Contrast this to Kerala where students of private schools are opting to join appropriately publicly funded institutions.
New paradigm: abandoning goal of modern democratic secular Republic

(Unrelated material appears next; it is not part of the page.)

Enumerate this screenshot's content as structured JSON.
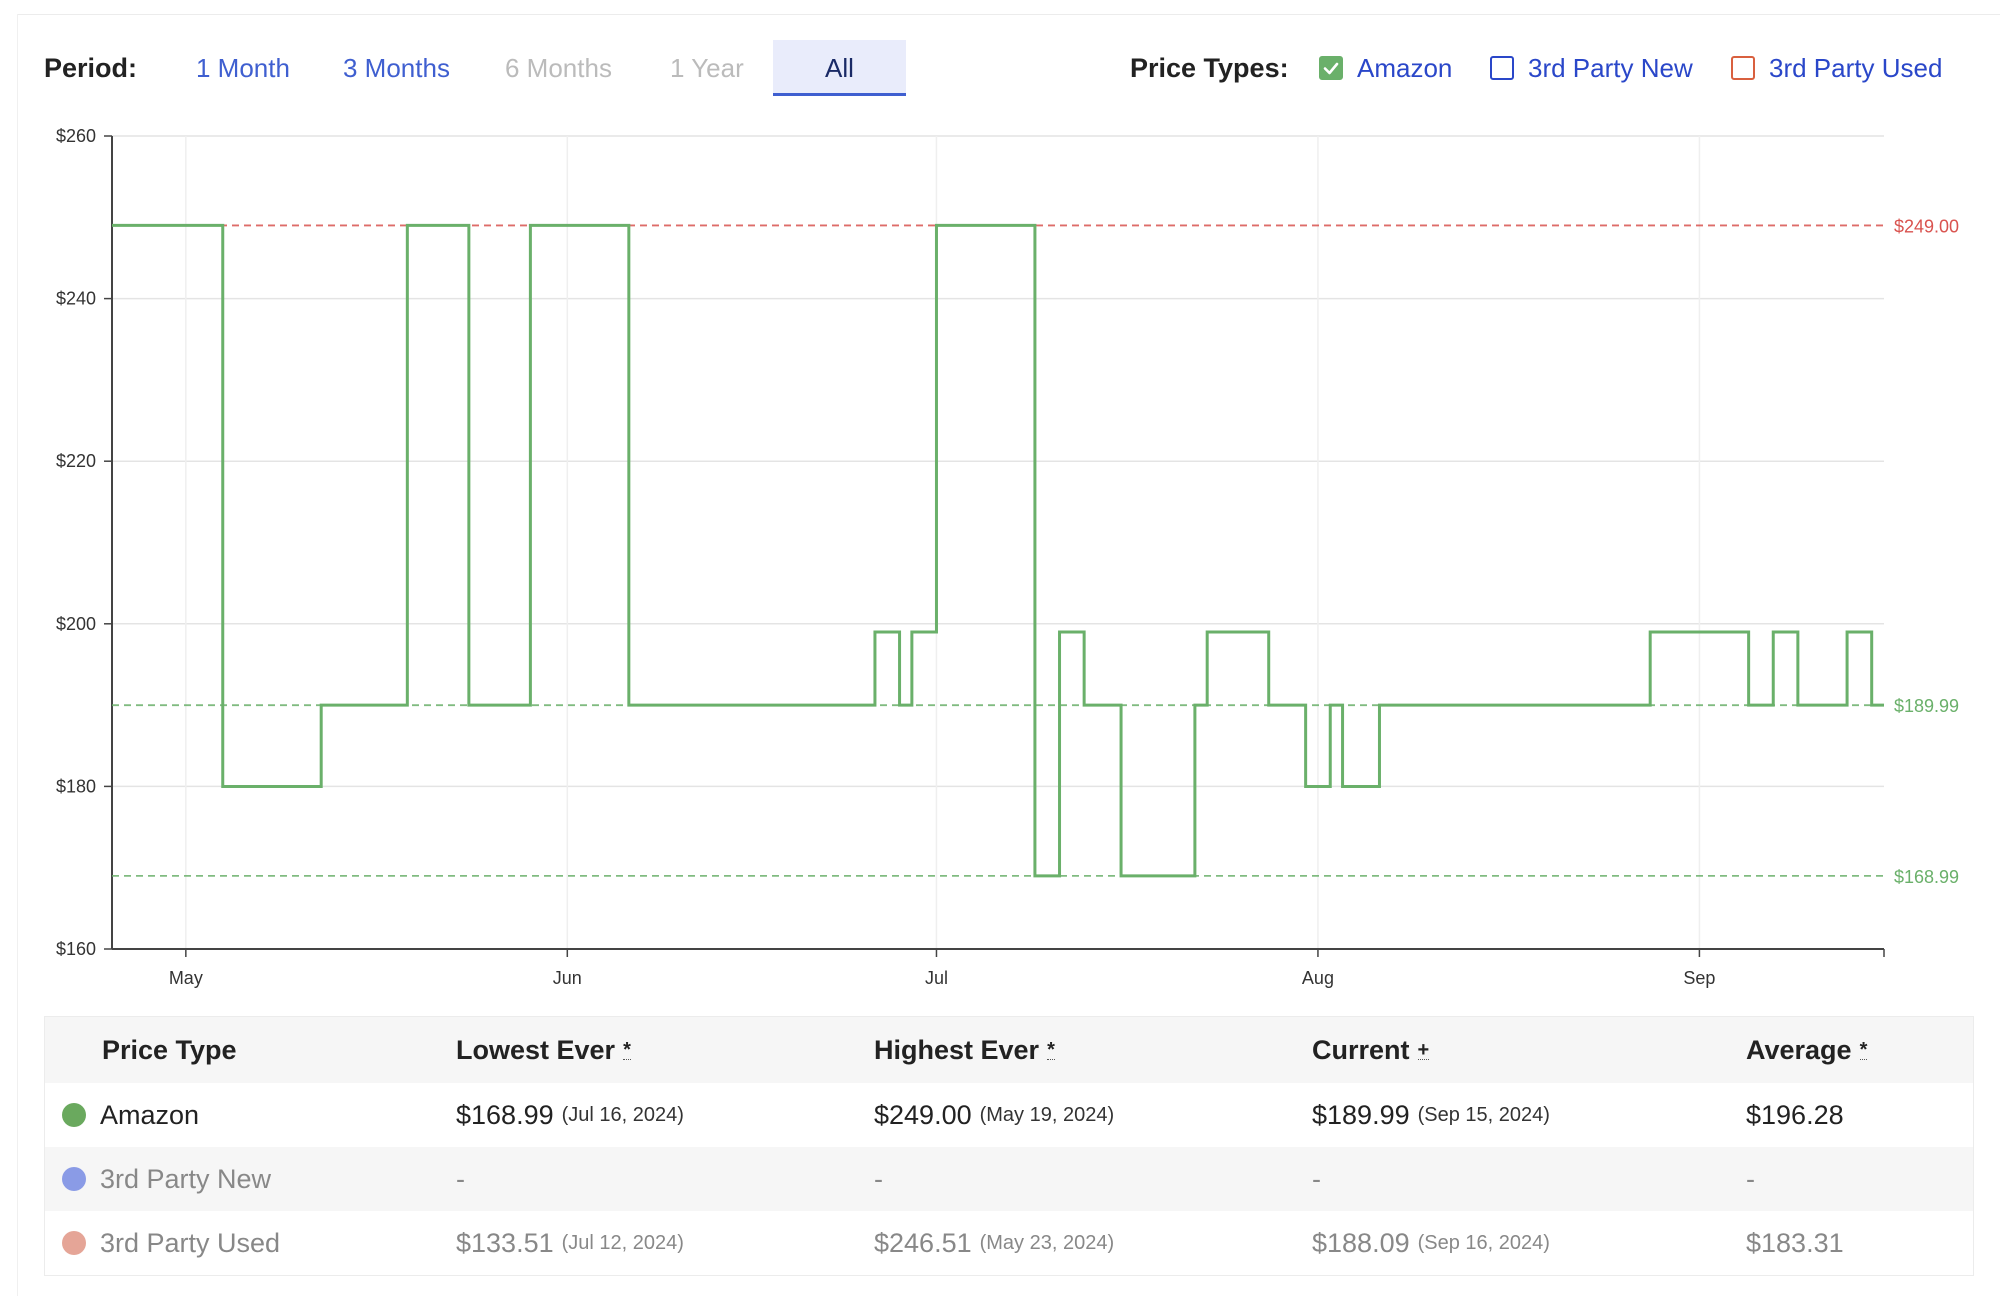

The NEP 2020 sets out a blue print for abandoning the path of empowering Indian education for a democratic secular republic. It constitutes a rejection of a time worn principle of ‘unity through diversity’ by decentralising educational governance to address the social economic and cultural reality. It unabashedly promotes the vision of India of a past characterised by caste hierarchy andbackward looking unscientific orthodoxy. There is a need to draw from the past; but a past which has seen confluences of different cultures and knowledge systems. More importantly, we need to imbibe the rich experience of educational experiences which developed in our battle for throwing off the colonial yoke, initiated by Vidyasagar, Jyotiba Phule, Rabindranath Tagore and several others. We cannot allow our precious education system to be harked back to an unrecognisable ancient past influenced by RSS driven Hindutwa ‘vision’ with accompanying quest for obnoxious corporate profit.